### About this exercise
An exact copy of every entry is needed, without the pictures.

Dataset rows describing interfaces
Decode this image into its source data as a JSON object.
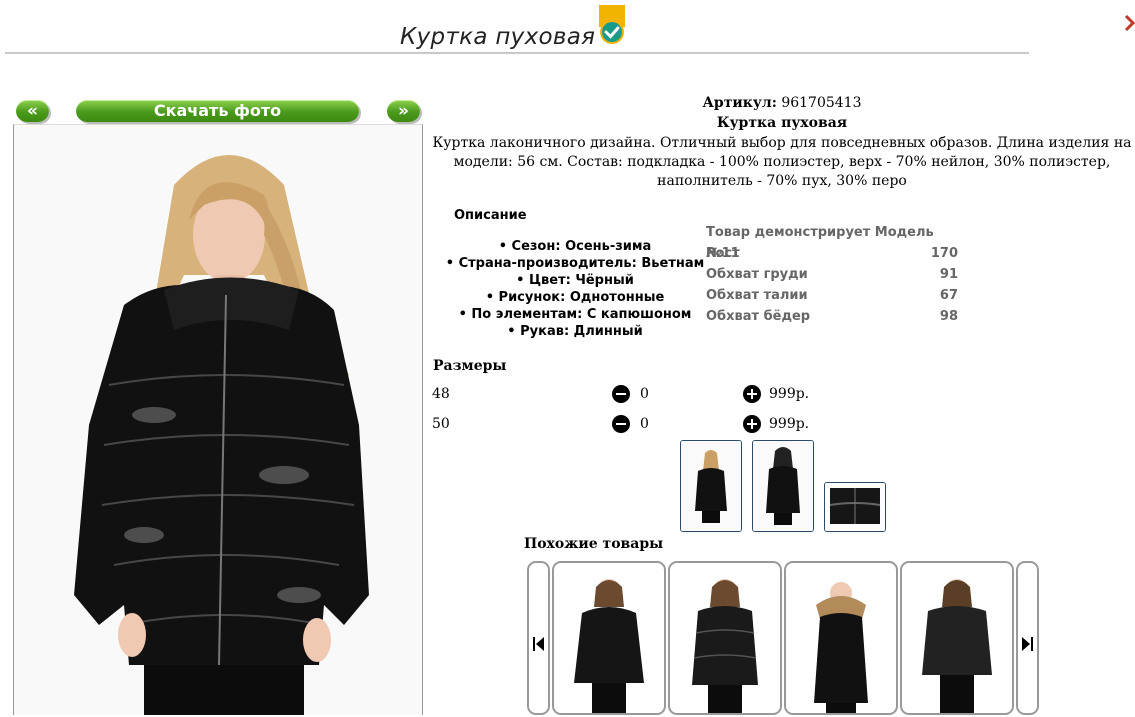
{
  "header": {
    "title": "Куртка пуховая",
    "badge_icon": "check-circle-icon",
    "corner_icon": "close-icon"
  },
  "gallery": {
    "prev_label": "«",
    "download_label": "Скачать фото",
    "next_label": "»",
    "accent_color": "#4a9a1c"
  },
  "product": {
    "article_label": "Артикул:",
    "article_value": "961705413",
    "name": "Куртка пуховая",
    "description": "Куртка лаконичного дизайна. Отличный выбор для повседневных образов. Длина изделия на модели: 56 см. Состав: подкладка - 100% полиэстер, верх - 70% нейлон, 30% полиэстер, наполнитель - 70% пух, 30% перо"
  },
  "details": {
    "heading": "Описание",
    "items": [
      "• Сезон: Осень-зима",
      "• Страна-производитель: Вьетнам",
      "• Цвет: Чёрный",
      "• Рисунок: Однотонные",
      "• По элементам: С капюшоном",
      "• Рукав: Длинный"
    ]
  },
  "model": {
    "heading": "Товар демонстрирует Модель №11",
    "rows": [
      {
        "label": "Рост",
        "value": "170"
      },
      {
        "label": "Обхват груди",
        "value": "91"
      },
      {
        "label": "Обхват талии",
        "value": "67"
      },
      {
        "label": "Обхват бёдер",
        "value": "98"
      }
    ]
  },
  "sizes": {
    "heading": "Размеры",
    "rows": [
      {
        "size": "48",
        "qty": "0",
        "price": "999р."
      },
      {
        "size": "50",
        "qty": "0",
        "price": "999р."
      }
    ]
  },
  "similar": {
    "heading": "Похожие товары"
  }
}
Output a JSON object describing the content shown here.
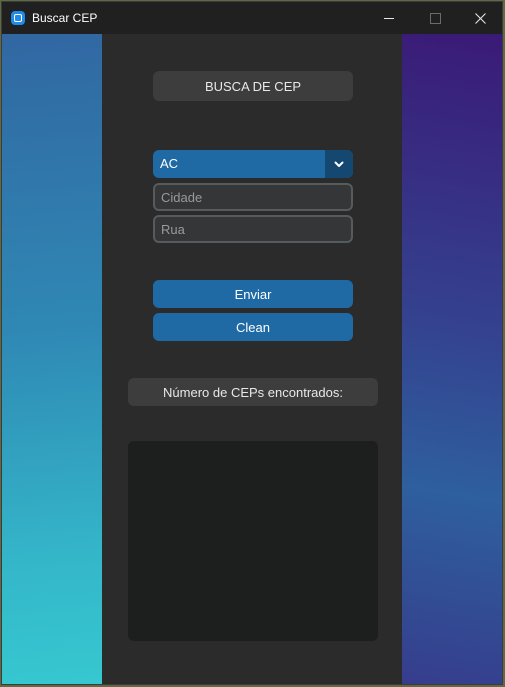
{
  "window": {
    "title": "Buscar CEP",
    "icon": "app-icon"
  },
  "controls": {
    "minimize": "minimize-icon",
    "maximize": "maximize-icon",
    "close": "close-icon"
  },
  "form": {
    "header": "BUSCA DE CEP",
    "state_select": {
      "value": "AC"
    },
    "city": {
      "value": "",
      "placeholder": "Cidade"
    },
    "street": {
      "value": "",
      "placeholder": "Rua"
    },
    "send_label": "Enviar",
    "clean_label": "Clean",
    "count_label": "Número de CEPs encontrados:"
  },
  "colors": {
    "accent": "#1f6aa5",
    "accent_dark": "#144870",
    "panel": "#2b2b2b",
    "field_bg": "#343638",
    "label_bg": "#3d3d3d",
    "results_bg": "#1d1e1e"
  }
}
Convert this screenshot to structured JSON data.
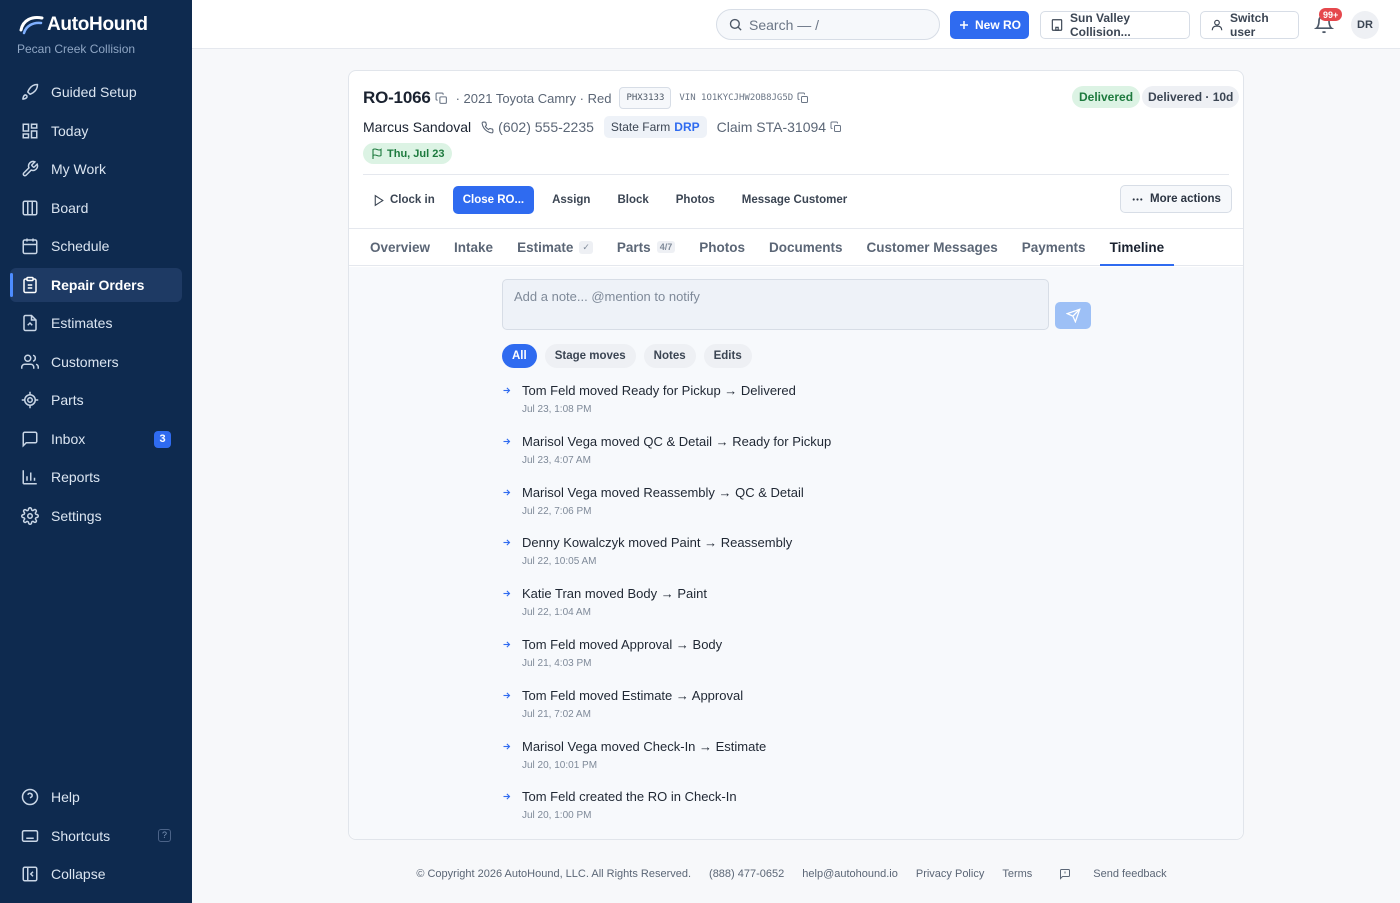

### Task result
Decode this image into its source data as a JSON object.
{
  "header": {
    "title": "Куртка пуховая",
    "badge_icon": "check-circle-icon",
    "corner_icon": "close-icon"
  },
  "gallery": {
    "prev_label": "«",
    "download_label": "Скачать фото",
    "next_label": "»",
    "accent_color": "#4a9a1c"
  },
  "product": {
    "article_label": "Артикул:",
    "article_value": "961705413",
    "name": "Куртка пуховая",
    "description": "Куртка лаконичного дизайна. Отличный выбор для повседневных образов. Длина изделия на модели: 56 см. Состав: подкладка - 100% полиэстер, верх - 70% нейлон, 30% полиэстер, наполнитель - 70% пух, 30% перо"
  },
  "details": {
    "heading": "Описание",
    "items": [
      "• Сезон: Осень-зима",
      "• Страна-производитель: Вьетнам",
      "• Цвет: Чёрный",
      "• Рисунок: Однотонные",
      "• По элементам: С капюшоном",
      "• Рукав: Длинный"
    ]
  },
  "model": {
    "heading": "Товар демонстрирует Модель №11",
    "rows": [
      {
        "label": "Рост",
        "value": "170"
      },
      {
        "label": "Обхват груди",
        "value": "91"
      },
      {
        "label": "Обхват талии",
        "value": "67"
      },
      {
        "label": "Обхват бёдер",
        "value": "98"
      }
    ]
  },
  "sizes": {
    "heading": "Размеры",
    "rows": [
      {
        "size": "48",
        "qty": "0",
        "price": "999р."
      },
      {
        "size": "50",
        "qty": "0",
        "price": "999р."
      }
    ]
  },
  "similar": {
    "heading": "Похожие товары"
  }
}
Output a JSON object describing the content shown here.
{
  "window": {
    "title": "Buscar CEP",
    "icon": "app-icon"
  },
  "controls": {
    "minimize": "minimize-icon",
    "maximize": "maximize-icon",
    "close": "close-icon"
  },
  "form": {
    "header": "BUSCA DE CEP",
    "state_select": {
      "value": "AC"
    },
    "city": {
      "value": "",
      "placeholder": "Cidade"
    },
    "street": {
      "value": "",
      "placeholder": "Rua"
    },
    "send_label": "Enviar",
    "clean_label": "Clean",
    "count_label": "Número de CEPs encontrados:"
  },
  "colors": {
    "accent": "#1f6aa5",
    "accent_dark": "#144870",
    "panel": "#2b2b2b",
    "field_bg": "#343638",
    "label_bg": "#3d3d3d",
    "results_bg": "#1d1e1e"
  }
}
Convert this screenshot to structured JSON data.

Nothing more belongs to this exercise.